**HOW TO COMPLETE THIS TASK**
Copy the data. Keep every character as given.

**THE DATA**
────────────────────

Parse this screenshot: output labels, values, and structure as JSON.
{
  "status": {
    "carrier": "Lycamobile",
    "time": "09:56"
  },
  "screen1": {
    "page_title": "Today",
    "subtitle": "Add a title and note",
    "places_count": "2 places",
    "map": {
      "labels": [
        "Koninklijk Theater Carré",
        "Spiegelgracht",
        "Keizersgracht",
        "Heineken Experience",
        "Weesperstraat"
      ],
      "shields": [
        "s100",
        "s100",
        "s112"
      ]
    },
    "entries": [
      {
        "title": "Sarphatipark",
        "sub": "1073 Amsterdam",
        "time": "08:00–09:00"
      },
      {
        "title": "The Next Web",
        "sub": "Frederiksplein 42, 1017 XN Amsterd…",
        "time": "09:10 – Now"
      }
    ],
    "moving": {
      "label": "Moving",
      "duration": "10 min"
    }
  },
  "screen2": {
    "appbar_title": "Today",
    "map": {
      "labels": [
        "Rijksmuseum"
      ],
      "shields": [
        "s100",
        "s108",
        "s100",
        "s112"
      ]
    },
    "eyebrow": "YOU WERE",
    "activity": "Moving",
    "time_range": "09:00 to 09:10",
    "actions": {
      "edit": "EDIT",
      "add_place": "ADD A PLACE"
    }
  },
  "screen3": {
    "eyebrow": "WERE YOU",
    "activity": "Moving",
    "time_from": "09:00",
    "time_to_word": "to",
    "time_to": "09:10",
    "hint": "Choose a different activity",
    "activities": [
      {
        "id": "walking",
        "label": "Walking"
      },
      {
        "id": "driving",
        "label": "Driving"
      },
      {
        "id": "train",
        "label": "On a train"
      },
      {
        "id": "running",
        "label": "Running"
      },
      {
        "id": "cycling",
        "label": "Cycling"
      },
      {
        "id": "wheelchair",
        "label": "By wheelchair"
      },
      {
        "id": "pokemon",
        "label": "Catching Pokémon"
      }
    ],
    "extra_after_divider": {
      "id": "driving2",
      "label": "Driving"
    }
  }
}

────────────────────

**EXERCISE SOLUTION**
Parse this screenshot: output labels, values, and structure as JSON.
{
  "status": {
    "carrier": "Lycamobile",
    "time": "09:56"
  },
  "screen1": {
    "page_title": "Today",
    "subtitle": "Add a title and note",
    "places_count": "2 places",
    "map": {
      "labels": [
        "Koninklijk Theater Carré",
        "Spiegelgracht",
        "Keizersgracht",
        "Heineken Experience",
        "Weesperstraat"
      ],
      "shields": [
        "s100",
        "s100",
        "s112"
      ]
    },
    "entries": [
      {
        "title": "Sarphatipark",
        "sub": "1073 Amsterdam",
        "time": "08:00–09:00"
      },
      {
        "title": "The Next Web",
        "sub": "Frederiksplein 42, 1017 XN Amsterd…",
        "time": "09:10 – Now"
      }
    ],
    "moving": {
      "label": "Moving",
      "duration": "10 min"
    }
  },
  "screen2": {
    "appbar_title": "Today",
    "map": {
      "labels": [
        "Rijksmuseum"
      ],
      "shields": [
        "s100",
        "s108",
        "s100",
        "s112"
      ]
    },
    "eyebrow": "YOU WERE",
    "activity": "Moving",
    "time_range": "09:00 to 09:10",
    "actions": {
      "edit": "EDIT",
      "add_place": "ADD A PLACE"
    }
  },
  "screen3": {
    "eyebrow": "WERE YOU",
    "activity": "Moving",
    "time_from": "09:00",
    "time_to_word": "to",
    "time_to": "09:10",
    "hint": "Choose a different activity",
    "activities": [
      {
        "id": "walking",
        "label": "Walking"
      },
      {
        "id": "driving",
        "label": "Driving"
      },
      {
        "id": "train",
        "label": "On a train"
      },
      {
        "id": "running",
        "label": "Running"
      },
      {
        "id": "cycling",
        "label": "Cycling"
      },
      {
        "id": "wheelchair",
        "label": "By wheelchair"
      },
      {
        "id": "pokemon",
        "label": "Catching Pokémon"
      }
    ],
    "extra_after_divider": {
      "id": "driving2",
      "label": "Driving"
    }
  }
}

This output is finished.